With this brief history of just a few advertisements, are people really, seriously shocked that Coca-Cola would air a commercial that features people from all over the country, singing about our beautiful nation in the amazing diversity of tongues that are represented in our rich tapestry? I think that my friend Zoe Bouras captured it perfectly with this comment recently shared on Facebook:
I don't think I've seen a commercial to give Americans more to be proud of than the Coke commercial. It showed an America where it is safe to be different, an America of acceptance and unity, a real 'melting-pot'. I think that's something to be proud of.
I am proud to be an American because it means I come from a diverse land of diverse people of diverse opinions. I don't adhere to the belief in American exceptionalism and I know that my country has plenty of flaws, but I also know that most of the people are good, wonderful people who are trying to do the best they can to make the world a better place, even if just within their small spheres of influence.

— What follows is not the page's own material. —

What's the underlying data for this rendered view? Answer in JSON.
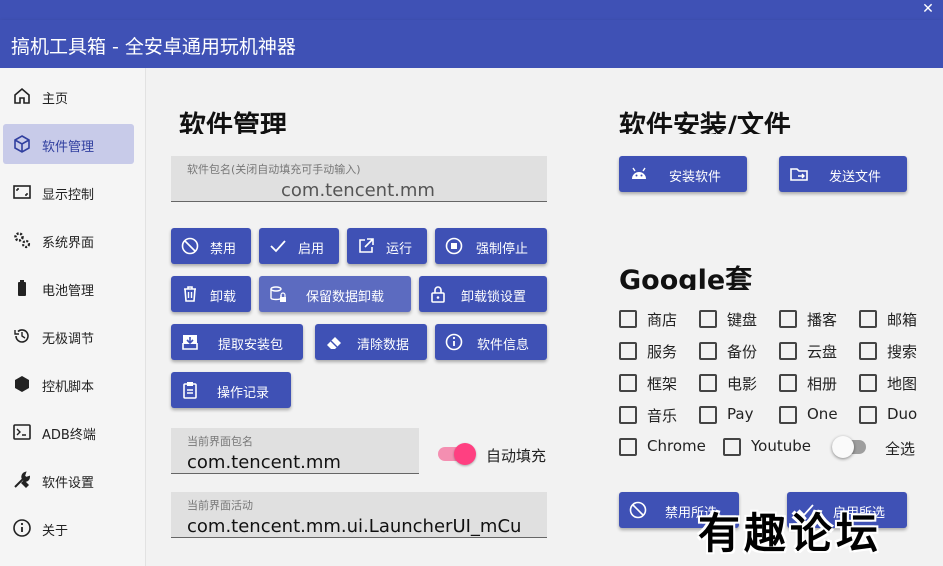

Hi! We're the Valencic family. You're probably wondering about our blog's name. Well, We're a small family of two, plus a rabbit (and two birds, but they're just kind of in the background- second class citizens). Alex and Gretch have been married for five years. Alex teaches fourth grade, loves politics, reading books, watching movies, picking up random knowledge, and bacon. We love watching TV shows, you could say that we are Netflix junkies. We love sci-fi shows, our favorite being Doctor Who. We also love watching documentaries on all kinds of subjects. We're both geeks, but Alex is the super Geek.
Gretch spends her days painting, illustrating, designing, crocheting, and doing many other forms of art. She has a really big love for dinosaurs and will some day publish a graphic novel with dinosaurs in it. But that's not where the dinosaur part comes from! For many years now our family (mostly Alex and siblings) have made fun of Gretch's short arms, calling them her T-Rex arms. They call her G-Rex. Normally this kind of teasing would bother her, but she kinda likes it, so it's stuck. (P.S. her ASL name sign is based on the Swedish sign for dinosaur.) That's where the Dinosaur part comes. Myla is our Bunny. She's two years old and has a surprisingly well rounded personality. We got Myla because Gretch desperately wanted an animal companion that could help her with some emotional issues. She is a confort to Gretch and we spoil her like a baby. She's more than just a pet to us. So that's where our Blog Title came from! This is our family and this is our life.